Launched in 2009, the Kepler Space Telescope used 42 image sensors to continuously observe over 145,000 stars. Unlike a lot of other telescopes that try to take magnified images, Kepler wasn’t interested in images. It wanted accurate data on brightness. It basically had a staring contest with these 145,000+ stars, waiting for them to blink. I say blink because Kepler was waiting for the brightness to go down and back up. The brightness of stars can vary for all sorts of reasons, but planets passing in front of their stars make the brightness dip in a particular way. This dip is called a transit and finding transits was Kepler’s mission.
When a transit occurs, the size of the brightness dip corresponds to the size of the planet and the length of the dip corresponds to the time it takes a planet to orbit (as well as the size of the star). Remembering Kepler’s third law, if we know the time it takes to orbit, we can figure out the distance to the star. And if we know the brightness of a star and the distance, we can figure out how much energy the planet receives. Plug all that in to a simple(ish) equation, and out pops temperature.

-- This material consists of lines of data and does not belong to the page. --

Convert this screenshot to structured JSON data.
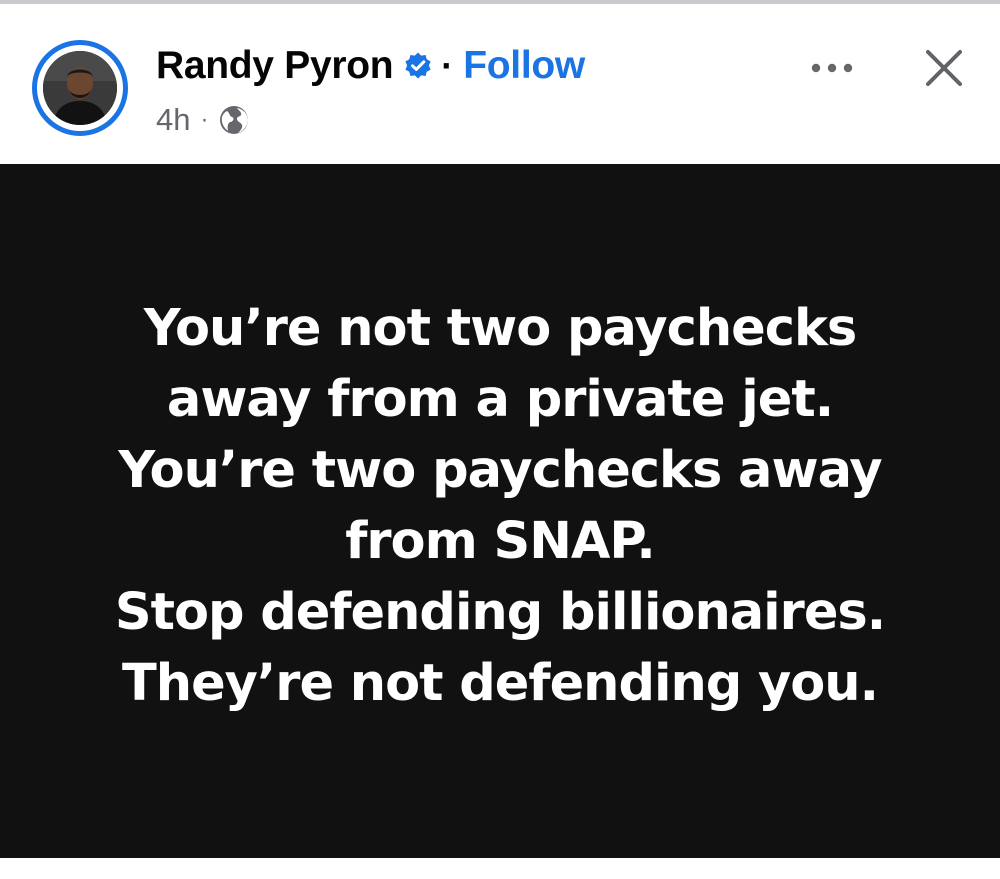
{
  "post": {
    "author_name": "Randy Pyron",
    "separator": "·",
    "follow_label": "Follow",
    "timestamp": "4h",
    "meta_separator": "·",
    "audience_icon": "globe-icon",
    "verified_icon": "verified-badge-icon",
    "more_icon": "more-options-icon",
    "close_icon": "close-icon",
    "image_text_lines": [
      "You’re not two paychecks",
      "away from a private jet.",
      "You’re two paychecks away",
      "from SNAP.",
      "Stop defending billionaires.",
      "They’re not defending you."
    ]
  },
  "colors": {
    "accent": "#1b74e4",
    "text_primary": "#050505",
    "text_secondary": "#65676b",
    "image_background": "#111111",
    "image_text": "#ffffff"
  }
}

So thanks to the Keplers (both Johannes and the Space Telescope) we can start to look for alien worlds that have temperatures similar to the ones we find here. The hope is that one day we will find evidence of life on another planet. And then we can begin our transition into any one of several sci-fi galactic civilizations (my personal favourite is Foundation, but some people prefer Star Wars, Star Trek, or Eve Online).
Unfortunately, in May 2013 one of the components that kept Kepler (the telescope) stable failed, meaning the mission was apparently over. The mission had been hugely successful, discovering over 1000 confirmed planets, with 4000 other planet candidates waiting to be confirmed. It turns out that most stars probably have planets and that a lot of planets in the galaxy might be the right temperature to be habitable.
Astronomers are nothing if not persistent though, so an ingenious method was devised to make sure Kepler can continue observing even without its stabilizer. This new mission, dubbed K2, uses the radiation pressure from the sun itself to balance the telescope. Instead of continuously observing the same 145 000 stars, K2s targets will change periodically as it orbits the sun. There will be far less data coming down, but as of this writing four new planets have already been found since K2 began in earnest in June 2014.
Currently, while there are all sorts of really interesting exoplanets out there (from hot jupiters like 51 peg b to mirror earths like Kepler-438b), we have yet to find signs of life. But I think that before too long, we will. Just as the truth of heliocentrism eventually came out thanks to Kepler, a telescope with his name will be instrumental in uncovering the truth of life elsewhere in the universe. Just like he said,
Truth is the daughter of time, and I feel no shame in being her midwife